In the absence of a clear boundary between object and background

Image

Segmentation

Using LPS Model for Cow

Image

Segmentation

Using LPS Model for Cow

Image

Segmentation

Using LPS Model for Horse

Image

Segmentation

Using LPS Model for Horse

Image

Segmentation

Image

Our Method

Leibe and Schiele

Shape

Shape+Appearance

Appearance

Without Φx(mx|Θ)

Without Φx(D|mx)

- Segmentation boundary can be extracted from edges
- Rough 3D Shape-prior enough for region disambiguation

Energy to be minimized

Pairwise potential

Unary term

Potts model

Shape prior

But what should be the value of θ?

Likelihood of being foreground given a foreground histogram

Likelihood of being foreground given all the terms

Shape prior model

Grimson-Stauffer segmentation

Shape prior (distance transform)

Resulting Graph-Cuts segmentation

Original image
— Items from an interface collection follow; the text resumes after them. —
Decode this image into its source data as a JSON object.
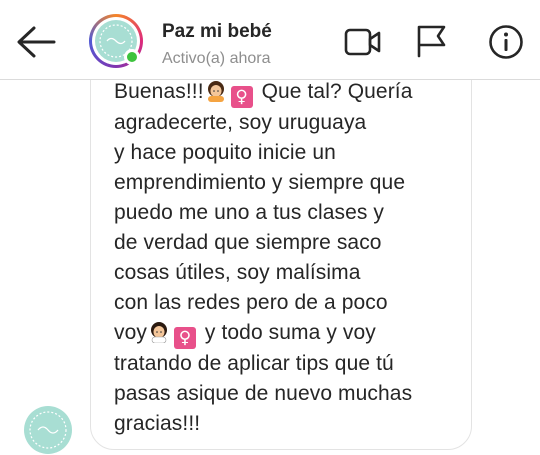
{
  "header": {
    "contact_name": "Paz mi bebé",
    "status": "Activo(a) ahora",
    "icons": {
      "back": "back-arrow-icon",
      "video": "video-camera-icon",
      "flag": "flag-icon",
      "info": "info-icon"
    }
  },
  "colors": {
    "online": "#3ec33e",
    "avatar_bg": "#a8ded3",
    "text": "#262626",
    "muted": "#8e8e8e",
    "female_sign_bg": "#e8508a"
  },
  "message": {
    "lines": [
      {
        "before": "Buenas!!!",
        "emoji": true,
        "after": " Que tal? Quería"
      },
      {
        "text": "agradecerte, soy uruguaya"
      },
      {
        "text": "y hace poquito inicie un"
      },
      {
        "text": "emprendimiento y siempre que"
      },
      {
        "text": "puedo me uno a tus clases y"
      },
      {
        "text": "de verdad que siempre saco"
      },
      {
        "text": "cosas útiles, soy malísima"
      },
      {
        "text": "con las redes pero de a poco"
      },
      {
        "before": "voy",
        "emoji": true,
        "after": " y todo suma y voy"
      },
      {
        "text": "tratando de aplicar tips que tú"
      },
      {
        "text": "pasas asique de nuevo muchas"
      },
      {
        "text": "gracias!!!"
      }
    ],
    "emoji_name": "woman-gesturing-emoji",
    "female_sign": "♀"
  }
}
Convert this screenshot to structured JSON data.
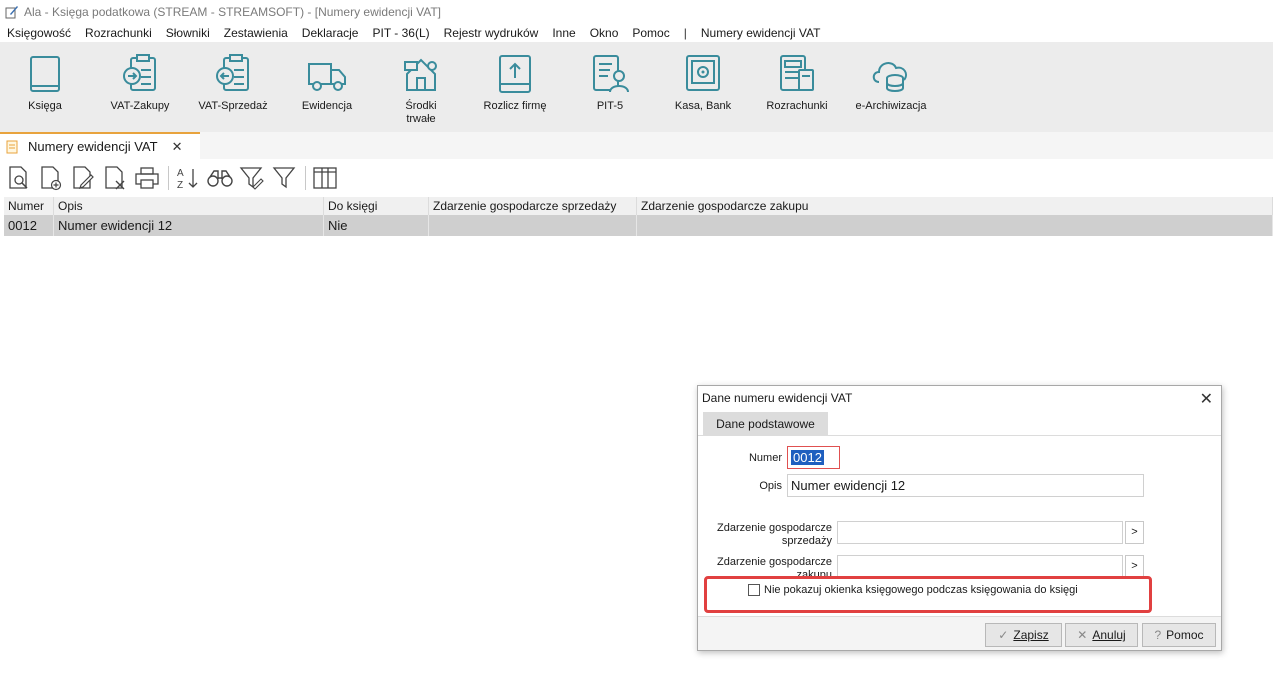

- Comparable to level set methods
- Could use other approaches (e.g. Objcut)
- Need a graph cut per function evaluation

However…

- Kohli and Torr showed how dynamic graph cuts can be used to efficiently find MAP solutions for MRFs that change minimally from one time instant to the next: Dynamic Graph Cuts (ICCV05).

… to compute the MAP of E(x) w.r.t the pose, it means that the unary terms will be changed at EACH iteration and the maxflow recomputed!

solve

SA

differences

between

A and B

PB*

Simpler

problem

A and B

similar

SB

PA

cheaper

operation

PB

computationally

expensive operation

Dynamic Image Segmentation

Image

Segmentation Obtained

Flows in n-edges

Maximum flow

MAP solution

First segmentation problem

Ga

difference

between

Ga and Gb

residual graph (Gr)

second segmentation problem

updated residual graph

G`

Gb

Our Algorithm

- Our method flow recycling
- AC cut recycling
- Both methods: Tree recycling

Running time of the dynamic algorithm

MRF consisting of 2x105 latent variables connected in a 4-neighborhood.

Grimson-Stauffer

Bathia04

Our method

- Combining pose inference and segmentation worth investigating.
- Tracking = Detection
- Detection = Segmentation
- Tracking = Segmentation.
- Segmentation = SFM ??